--- Data extracts Enclosed Below ---

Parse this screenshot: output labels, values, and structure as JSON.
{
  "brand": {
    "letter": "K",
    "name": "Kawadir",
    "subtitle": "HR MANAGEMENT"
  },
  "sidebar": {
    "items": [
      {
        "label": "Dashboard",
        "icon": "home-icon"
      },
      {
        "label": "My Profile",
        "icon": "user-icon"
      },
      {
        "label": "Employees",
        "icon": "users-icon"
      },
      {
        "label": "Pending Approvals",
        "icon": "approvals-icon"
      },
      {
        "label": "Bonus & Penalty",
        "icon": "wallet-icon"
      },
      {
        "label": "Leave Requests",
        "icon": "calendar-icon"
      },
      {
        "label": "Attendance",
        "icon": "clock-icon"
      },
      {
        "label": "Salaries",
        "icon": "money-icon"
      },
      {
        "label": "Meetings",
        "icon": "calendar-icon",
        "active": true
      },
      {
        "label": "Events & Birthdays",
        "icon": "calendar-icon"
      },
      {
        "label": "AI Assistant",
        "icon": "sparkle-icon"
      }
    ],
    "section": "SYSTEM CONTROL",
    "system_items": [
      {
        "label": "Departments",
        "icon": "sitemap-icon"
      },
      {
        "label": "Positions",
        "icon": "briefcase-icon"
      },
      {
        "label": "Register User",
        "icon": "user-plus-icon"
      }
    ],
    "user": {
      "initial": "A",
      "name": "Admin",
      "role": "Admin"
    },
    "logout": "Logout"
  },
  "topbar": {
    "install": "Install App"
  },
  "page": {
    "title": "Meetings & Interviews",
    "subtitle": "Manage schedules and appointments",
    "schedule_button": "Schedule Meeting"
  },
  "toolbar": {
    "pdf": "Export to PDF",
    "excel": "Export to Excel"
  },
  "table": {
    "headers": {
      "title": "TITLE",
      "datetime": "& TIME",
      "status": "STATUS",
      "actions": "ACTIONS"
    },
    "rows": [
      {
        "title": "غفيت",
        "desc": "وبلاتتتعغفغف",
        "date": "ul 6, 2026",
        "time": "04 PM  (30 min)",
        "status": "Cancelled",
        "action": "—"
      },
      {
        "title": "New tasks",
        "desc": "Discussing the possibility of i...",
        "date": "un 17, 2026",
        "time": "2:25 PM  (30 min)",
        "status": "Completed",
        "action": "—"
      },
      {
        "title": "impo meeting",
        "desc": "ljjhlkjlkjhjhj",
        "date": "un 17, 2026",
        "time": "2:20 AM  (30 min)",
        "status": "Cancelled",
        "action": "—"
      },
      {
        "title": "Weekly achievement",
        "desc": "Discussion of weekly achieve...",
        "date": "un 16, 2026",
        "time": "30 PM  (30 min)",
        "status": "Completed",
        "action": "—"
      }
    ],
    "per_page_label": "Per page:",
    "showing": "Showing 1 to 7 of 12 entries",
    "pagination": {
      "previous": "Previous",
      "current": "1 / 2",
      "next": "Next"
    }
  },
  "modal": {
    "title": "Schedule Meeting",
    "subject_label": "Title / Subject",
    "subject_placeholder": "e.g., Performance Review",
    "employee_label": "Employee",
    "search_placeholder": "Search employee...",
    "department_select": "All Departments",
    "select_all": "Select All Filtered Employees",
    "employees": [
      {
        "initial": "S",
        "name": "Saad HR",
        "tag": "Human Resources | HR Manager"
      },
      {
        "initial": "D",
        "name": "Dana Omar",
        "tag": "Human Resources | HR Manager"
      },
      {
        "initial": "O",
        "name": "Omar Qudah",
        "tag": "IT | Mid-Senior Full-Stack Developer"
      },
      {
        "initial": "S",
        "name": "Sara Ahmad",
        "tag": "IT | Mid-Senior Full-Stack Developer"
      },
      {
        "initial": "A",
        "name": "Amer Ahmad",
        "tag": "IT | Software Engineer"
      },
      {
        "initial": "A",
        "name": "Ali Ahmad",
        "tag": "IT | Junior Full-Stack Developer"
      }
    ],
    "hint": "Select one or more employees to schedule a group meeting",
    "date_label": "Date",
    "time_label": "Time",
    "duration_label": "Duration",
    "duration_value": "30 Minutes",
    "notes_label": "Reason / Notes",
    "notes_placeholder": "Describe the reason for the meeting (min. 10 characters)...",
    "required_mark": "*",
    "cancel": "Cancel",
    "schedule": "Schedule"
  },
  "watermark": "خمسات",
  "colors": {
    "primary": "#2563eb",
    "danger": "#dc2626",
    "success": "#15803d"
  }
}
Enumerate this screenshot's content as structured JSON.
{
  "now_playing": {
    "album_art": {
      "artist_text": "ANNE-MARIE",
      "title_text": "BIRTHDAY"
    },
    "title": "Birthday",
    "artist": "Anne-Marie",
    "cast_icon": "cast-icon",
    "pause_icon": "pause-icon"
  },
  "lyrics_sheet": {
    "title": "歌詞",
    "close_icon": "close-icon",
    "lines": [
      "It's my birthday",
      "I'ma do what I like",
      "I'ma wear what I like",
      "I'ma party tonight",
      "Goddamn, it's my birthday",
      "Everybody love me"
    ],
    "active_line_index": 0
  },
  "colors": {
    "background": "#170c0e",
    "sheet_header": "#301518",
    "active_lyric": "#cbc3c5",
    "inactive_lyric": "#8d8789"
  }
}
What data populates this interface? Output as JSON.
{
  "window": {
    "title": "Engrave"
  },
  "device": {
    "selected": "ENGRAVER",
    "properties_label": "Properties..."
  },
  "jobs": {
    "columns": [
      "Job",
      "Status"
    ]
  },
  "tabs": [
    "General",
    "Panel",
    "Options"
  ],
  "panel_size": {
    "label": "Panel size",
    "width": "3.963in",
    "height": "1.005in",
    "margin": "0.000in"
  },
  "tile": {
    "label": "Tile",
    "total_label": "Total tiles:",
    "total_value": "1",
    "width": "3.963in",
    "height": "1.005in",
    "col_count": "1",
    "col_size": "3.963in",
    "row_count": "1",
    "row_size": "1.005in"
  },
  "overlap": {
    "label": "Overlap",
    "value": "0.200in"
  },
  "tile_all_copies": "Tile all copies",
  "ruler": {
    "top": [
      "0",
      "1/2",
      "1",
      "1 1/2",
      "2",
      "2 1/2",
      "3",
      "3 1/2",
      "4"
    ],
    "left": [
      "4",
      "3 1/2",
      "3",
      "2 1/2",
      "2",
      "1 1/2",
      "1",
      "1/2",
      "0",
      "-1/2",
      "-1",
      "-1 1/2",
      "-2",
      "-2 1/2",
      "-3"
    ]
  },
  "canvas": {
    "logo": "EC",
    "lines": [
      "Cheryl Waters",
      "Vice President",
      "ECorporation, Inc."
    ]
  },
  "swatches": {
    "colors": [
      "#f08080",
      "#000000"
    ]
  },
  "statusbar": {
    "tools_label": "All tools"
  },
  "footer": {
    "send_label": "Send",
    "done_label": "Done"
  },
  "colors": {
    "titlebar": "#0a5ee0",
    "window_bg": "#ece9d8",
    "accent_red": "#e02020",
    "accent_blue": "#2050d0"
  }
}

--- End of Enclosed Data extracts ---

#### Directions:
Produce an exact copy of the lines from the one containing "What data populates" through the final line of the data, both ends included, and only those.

#### Expected answer:
What data populates this interface? Output as JSON.
{
  "window": {
    "title": "Engrave"
  },
  "device": {
    "selected": "ENGRAVER",
    "properties_label": "Properties..."
  },
  "jobs": {
    "columns": [
      "Job",
      "Status"
    ]
  },
  "tabs": [
    "General",
    "Panel",
    "Options"
  ],
  "panel_size": {
    "label": "Panel size",
    "width": "3.963in",
    "height": "1.005in",
    "margin": "0.000in"
  },
  "tile": {
    "label": "Tile",
    "total_label": "Total tiles:",
    "total_value": "1",
    "width": "3.963in",
    "height": "1.005in",
    "col_count": "1",
    "col_size": "3.963in",
    "row_count": "1",
    "row_size": "1.005in"
  },
  "overlap": {
    "label": "Overlap",
    "value": "0.200in"
  },
  "tile_all_copies": "Tile all copies",
  "ruler": {
    "top": [
      "0",
      "1/2",
      "1",
      "1 1/2",
      "2",
      "2 1/2",
      "3",
      "3 1/2",
      "4"
    ],
    "left": [
      "4",
      "3 1/2",
      "3",
      "2 1/2",
      "2",
      "1 1/2",
      "1",
      "1/2",
      "0",
      "-1/2",
      "-1",
      "-1 1/2",
      "-2",
      "-2 1/2",
      "-3"
    ]
  },
  "canvas": {
    "logo": "EC",
    "lines": [
      "Cheryl Waters",
      "Vice President",
      "ECorporation, Inc."
    ]
  },
  "swatches": {
    "colors": [
      "#f08080",
      "#000000"
    ]
  },
  "statusbar": {
    "tools_label": "All tools"
  },
  "footer": {
    "send_label": "Send",
    "done_label": "Done"
  },
  "colors": {
    "titlebar": "#0a5ee0",
    "window_bg": "#ece9d8",
    "accent_red": "#e02020",
    "accent_blue": "#2050d0"
  }
}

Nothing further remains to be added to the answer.